Ian Cormac, the ultimate James Bond of the Polity (with the guns but without gratuitous sex), is dedicated to not only fight the Jain threat, but also to understand where it comes from. This quest will take him and his companions beyond the line of the Polity, straight into deadly danger, and bring them all either bloody, gruesome death or unwanted and impossibly costly knowledge. Because there indeed is an enemy, lurking out there in the unknown regions of the universe, preparing themselves for an all-out assault on the Polity and everything it represents. I won’t spoil the details, but I did love the description of Jain-changed entities; the reign of efficient, logical, deadly chaos. Asher’s imagination once again astounds, creating breath-taking imagery and seamlessly merging micro- and macro-levels of life into a coherent, albeit rather disconcerting, whole.
I’d like to write a few words about Orlandine. Orlandine is a complex character and a testimony to Asher’s ability of writing convincing personalities (I really like Cormac, but a convincing, complex personality he possesses not). Orlandine, when we meet her, behaves utterly despicably; she is a female version of a mad scientist, a mirror image of Skellor, but because she still works within the boundaries of Polity, she possesses that much more power: tools, skills, and information. And yet, while never becoming my favorite character, Orlandine grew on me (actually, this expression in context of Asher’s works seems rather off-putting). She is much more convincing than Mika, I must say; contrary to Mika, who in Polity Agent is once again more of an object than a subject, Orlandine possesses a ton of agency – and is not afraid to use it. She remains an ambivalent character through the novel and beyond; a very welcome exception in a series where the majority of the main cast behaves with remarkable consistency – though it may be a trick on Asher’s part, to lull us all into complacency and then spring a trap… But I digress, having foreknowledge of the events in The Line War 😉.

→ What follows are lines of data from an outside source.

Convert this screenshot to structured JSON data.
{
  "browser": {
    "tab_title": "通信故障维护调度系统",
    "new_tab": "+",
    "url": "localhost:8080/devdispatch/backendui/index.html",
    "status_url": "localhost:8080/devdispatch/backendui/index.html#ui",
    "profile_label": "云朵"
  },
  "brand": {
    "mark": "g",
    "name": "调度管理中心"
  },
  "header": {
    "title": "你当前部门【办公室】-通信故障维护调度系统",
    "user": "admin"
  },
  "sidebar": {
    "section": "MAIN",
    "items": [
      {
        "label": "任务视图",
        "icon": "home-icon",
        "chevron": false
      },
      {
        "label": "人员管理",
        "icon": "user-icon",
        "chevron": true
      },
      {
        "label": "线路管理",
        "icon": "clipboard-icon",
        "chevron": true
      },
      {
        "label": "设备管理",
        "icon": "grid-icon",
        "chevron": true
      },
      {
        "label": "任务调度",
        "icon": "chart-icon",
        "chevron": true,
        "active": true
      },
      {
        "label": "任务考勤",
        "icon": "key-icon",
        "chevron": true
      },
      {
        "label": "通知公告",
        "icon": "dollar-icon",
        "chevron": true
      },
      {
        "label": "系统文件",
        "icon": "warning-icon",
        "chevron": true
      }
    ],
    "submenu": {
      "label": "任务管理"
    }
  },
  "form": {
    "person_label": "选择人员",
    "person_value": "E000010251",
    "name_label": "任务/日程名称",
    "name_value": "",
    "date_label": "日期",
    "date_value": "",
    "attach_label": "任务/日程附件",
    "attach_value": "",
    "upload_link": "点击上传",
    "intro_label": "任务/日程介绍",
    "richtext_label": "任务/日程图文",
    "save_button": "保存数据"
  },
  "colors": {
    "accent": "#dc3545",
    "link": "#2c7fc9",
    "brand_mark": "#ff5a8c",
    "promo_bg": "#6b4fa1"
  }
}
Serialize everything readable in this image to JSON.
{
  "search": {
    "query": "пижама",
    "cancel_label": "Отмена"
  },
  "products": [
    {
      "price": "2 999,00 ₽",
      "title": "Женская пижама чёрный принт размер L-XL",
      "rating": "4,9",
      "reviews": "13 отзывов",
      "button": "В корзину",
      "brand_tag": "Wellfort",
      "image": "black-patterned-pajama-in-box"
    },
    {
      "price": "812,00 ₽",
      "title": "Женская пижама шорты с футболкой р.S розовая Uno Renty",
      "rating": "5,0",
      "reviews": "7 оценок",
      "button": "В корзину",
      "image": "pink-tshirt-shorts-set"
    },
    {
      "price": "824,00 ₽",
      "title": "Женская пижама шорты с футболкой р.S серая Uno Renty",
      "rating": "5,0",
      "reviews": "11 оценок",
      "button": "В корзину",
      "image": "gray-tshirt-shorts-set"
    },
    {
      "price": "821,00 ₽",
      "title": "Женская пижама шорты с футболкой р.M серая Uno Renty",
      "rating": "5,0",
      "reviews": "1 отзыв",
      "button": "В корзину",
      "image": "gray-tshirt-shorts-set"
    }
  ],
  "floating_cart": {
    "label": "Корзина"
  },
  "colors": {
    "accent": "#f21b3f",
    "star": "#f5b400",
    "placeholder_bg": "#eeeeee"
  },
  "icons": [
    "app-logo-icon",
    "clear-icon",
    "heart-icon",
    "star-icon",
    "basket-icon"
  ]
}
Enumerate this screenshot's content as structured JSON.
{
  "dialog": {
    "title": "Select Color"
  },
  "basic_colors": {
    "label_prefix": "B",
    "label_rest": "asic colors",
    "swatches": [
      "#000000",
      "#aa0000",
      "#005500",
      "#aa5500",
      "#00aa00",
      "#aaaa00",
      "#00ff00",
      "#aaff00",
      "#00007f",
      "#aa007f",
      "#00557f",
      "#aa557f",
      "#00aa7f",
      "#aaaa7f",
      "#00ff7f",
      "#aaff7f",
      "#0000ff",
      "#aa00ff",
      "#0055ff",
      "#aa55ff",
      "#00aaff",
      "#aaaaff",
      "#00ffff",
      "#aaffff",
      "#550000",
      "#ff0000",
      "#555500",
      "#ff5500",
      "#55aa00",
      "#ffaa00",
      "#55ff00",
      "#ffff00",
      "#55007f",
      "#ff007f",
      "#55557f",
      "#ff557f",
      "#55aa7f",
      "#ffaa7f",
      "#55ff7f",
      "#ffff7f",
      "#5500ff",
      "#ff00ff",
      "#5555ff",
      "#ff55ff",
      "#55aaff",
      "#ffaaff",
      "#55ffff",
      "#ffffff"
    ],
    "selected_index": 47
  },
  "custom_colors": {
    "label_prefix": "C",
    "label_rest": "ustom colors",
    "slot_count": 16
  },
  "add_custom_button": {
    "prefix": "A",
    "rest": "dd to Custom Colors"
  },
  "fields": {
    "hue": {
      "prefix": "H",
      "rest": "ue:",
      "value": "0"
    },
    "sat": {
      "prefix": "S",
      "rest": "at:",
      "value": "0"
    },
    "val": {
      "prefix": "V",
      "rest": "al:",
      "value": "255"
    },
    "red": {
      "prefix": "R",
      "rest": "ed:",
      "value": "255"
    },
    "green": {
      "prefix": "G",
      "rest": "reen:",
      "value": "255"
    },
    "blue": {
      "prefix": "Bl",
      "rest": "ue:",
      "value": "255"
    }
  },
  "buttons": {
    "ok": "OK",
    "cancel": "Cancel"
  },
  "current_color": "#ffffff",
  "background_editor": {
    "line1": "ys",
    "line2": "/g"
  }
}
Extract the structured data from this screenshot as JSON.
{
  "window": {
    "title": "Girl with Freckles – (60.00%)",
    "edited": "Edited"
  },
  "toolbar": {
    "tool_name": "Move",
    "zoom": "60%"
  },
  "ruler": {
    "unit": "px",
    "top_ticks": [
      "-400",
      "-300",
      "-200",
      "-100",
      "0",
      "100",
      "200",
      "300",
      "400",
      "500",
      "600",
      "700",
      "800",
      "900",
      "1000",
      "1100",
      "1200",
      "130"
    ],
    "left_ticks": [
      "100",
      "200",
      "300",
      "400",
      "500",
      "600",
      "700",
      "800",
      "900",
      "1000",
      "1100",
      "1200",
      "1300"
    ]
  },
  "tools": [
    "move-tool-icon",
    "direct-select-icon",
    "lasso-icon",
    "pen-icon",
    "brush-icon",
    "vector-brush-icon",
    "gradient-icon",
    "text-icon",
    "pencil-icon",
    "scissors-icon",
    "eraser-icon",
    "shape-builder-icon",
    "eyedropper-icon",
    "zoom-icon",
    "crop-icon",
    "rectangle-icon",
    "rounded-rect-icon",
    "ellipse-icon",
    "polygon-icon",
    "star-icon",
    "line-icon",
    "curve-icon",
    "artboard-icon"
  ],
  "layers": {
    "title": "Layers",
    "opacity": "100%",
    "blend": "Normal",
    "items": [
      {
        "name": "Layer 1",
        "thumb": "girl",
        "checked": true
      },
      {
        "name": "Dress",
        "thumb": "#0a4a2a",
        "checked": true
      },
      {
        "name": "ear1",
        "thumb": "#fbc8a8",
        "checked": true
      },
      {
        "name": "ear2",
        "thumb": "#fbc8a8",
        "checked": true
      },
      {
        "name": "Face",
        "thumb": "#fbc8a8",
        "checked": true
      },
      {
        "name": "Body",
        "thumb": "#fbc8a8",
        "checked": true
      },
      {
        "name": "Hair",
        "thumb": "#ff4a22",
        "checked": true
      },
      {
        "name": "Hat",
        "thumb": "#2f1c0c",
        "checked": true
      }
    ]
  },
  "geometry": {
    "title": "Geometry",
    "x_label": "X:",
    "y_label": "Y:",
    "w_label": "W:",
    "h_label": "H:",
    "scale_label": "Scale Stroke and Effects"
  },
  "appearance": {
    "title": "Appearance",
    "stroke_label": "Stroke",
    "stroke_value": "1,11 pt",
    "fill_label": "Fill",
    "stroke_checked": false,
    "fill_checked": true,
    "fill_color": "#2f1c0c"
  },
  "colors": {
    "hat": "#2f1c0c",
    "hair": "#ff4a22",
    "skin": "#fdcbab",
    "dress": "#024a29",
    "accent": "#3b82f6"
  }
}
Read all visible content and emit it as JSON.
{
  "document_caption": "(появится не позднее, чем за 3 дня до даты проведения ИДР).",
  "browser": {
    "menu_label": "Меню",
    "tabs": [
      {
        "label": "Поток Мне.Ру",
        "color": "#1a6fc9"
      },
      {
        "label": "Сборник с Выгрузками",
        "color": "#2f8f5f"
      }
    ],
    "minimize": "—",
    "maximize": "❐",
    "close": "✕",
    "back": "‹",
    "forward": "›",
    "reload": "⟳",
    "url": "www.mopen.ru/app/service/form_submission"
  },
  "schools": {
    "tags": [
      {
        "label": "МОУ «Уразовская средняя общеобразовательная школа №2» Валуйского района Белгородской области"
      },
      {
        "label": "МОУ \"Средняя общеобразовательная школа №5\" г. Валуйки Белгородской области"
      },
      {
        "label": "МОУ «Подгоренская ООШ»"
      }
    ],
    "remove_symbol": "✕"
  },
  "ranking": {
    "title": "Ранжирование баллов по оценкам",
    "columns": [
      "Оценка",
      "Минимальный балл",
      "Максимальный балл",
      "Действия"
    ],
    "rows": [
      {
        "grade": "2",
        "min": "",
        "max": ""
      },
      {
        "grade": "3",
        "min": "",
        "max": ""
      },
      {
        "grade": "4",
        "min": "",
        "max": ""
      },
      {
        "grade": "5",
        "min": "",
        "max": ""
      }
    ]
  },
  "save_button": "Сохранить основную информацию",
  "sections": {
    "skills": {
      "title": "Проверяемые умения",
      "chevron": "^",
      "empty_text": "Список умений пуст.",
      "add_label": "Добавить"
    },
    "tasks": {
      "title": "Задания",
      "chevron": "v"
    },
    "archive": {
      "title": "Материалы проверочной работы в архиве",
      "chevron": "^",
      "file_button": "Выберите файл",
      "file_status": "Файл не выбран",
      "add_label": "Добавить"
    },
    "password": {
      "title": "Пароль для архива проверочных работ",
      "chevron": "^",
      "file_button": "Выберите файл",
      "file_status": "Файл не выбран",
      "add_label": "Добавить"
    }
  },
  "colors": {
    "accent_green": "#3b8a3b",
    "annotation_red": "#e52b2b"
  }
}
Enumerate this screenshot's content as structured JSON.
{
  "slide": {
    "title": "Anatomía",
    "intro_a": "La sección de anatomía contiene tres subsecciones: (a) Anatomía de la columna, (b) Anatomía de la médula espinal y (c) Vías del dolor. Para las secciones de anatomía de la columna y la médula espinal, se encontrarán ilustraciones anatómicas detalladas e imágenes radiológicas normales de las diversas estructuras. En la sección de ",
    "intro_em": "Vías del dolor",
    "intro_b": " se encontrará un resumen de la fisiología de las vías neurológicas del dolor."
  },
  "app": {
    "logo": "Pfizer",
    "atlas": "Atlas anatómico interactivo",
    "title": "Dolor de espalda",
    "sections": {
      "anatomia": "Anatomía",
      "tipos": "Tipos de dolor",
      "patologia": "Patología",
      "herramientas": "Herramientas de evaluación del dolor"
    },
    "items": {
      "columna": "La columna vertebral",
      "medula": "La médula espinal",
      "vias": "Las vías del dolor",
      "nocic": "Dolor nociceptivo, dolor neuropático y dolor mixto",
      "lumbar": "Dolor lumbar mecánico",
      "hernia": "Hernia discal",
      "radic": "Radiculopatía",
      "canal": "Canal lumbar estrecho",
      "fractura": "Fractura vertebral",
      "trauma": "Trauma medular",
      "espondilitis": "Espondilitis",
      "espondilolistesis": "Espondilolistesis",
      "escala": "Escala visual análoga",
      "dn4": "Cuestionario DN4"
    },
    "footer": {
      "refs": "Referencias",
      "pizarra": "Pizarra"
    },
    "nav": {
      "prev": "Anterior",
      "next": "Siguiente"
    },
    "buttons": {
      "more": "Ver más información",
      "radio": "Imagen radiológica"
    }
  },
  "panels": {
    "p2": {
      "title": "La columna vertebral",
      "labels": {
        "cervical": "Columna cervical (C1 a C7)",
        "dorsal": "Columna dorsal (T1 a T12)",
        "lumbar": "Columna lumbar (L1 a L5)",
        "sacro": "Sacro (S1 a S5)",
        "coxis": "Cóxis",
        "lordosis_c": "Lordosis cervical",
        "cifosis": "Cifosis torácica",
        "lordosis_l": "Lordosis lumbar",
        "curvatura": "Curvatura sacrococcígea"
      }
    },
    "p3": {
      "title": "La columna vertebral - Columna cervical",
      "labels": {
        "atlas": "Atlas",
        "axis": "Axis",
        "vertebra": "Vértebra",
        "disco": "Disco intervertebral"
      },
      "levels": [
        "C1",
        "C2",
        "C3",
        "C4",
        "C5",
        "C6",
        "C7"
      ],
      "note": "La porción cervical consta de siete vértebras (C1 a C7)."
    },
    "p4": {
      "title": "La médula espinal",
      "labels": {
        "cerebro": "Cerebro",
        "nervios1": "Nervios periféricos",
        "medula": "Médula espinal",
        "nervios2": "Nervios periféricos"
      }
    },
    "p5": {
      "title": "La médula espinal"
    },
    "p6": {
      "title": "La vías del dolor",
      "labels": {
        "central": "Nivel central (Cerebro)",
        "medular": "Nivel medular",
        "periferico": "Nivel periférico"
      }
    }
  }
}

And yet, and yet… After all that buildup and the majestic journey through the far reaches of the galaxy, after all the revelations concerning Cormac, Blegg, and the Polity, and after all the sacrifices, side-switching, blood and gore and uncanny grossness, the conclusion falls flat. Part of the problem probably lies with me; I have predicted certain outcomes and so didn’t have any surprises here. But another part lies with the fact that this is a penultimate installment; the scene has been set, the players are slowly congregating, but the grand finale is still miles away. Still, it’s a satisfying addition to the Agent Cormac series; my pickiness stems mostly from the fact that till this book I’ve been constantly awed, challenged and provoked by Asher’s imagination and creations. I missed it a little this time around, but fear not – his prose is as fetching as usual:
“Coloron often pondered how a race, in which the stupid seemed more inclined to breed, had managed to come this far, and why human intelligence persisted – a discussion point in the nature vs nurture debate which had not died in half a millennium.” (p.185)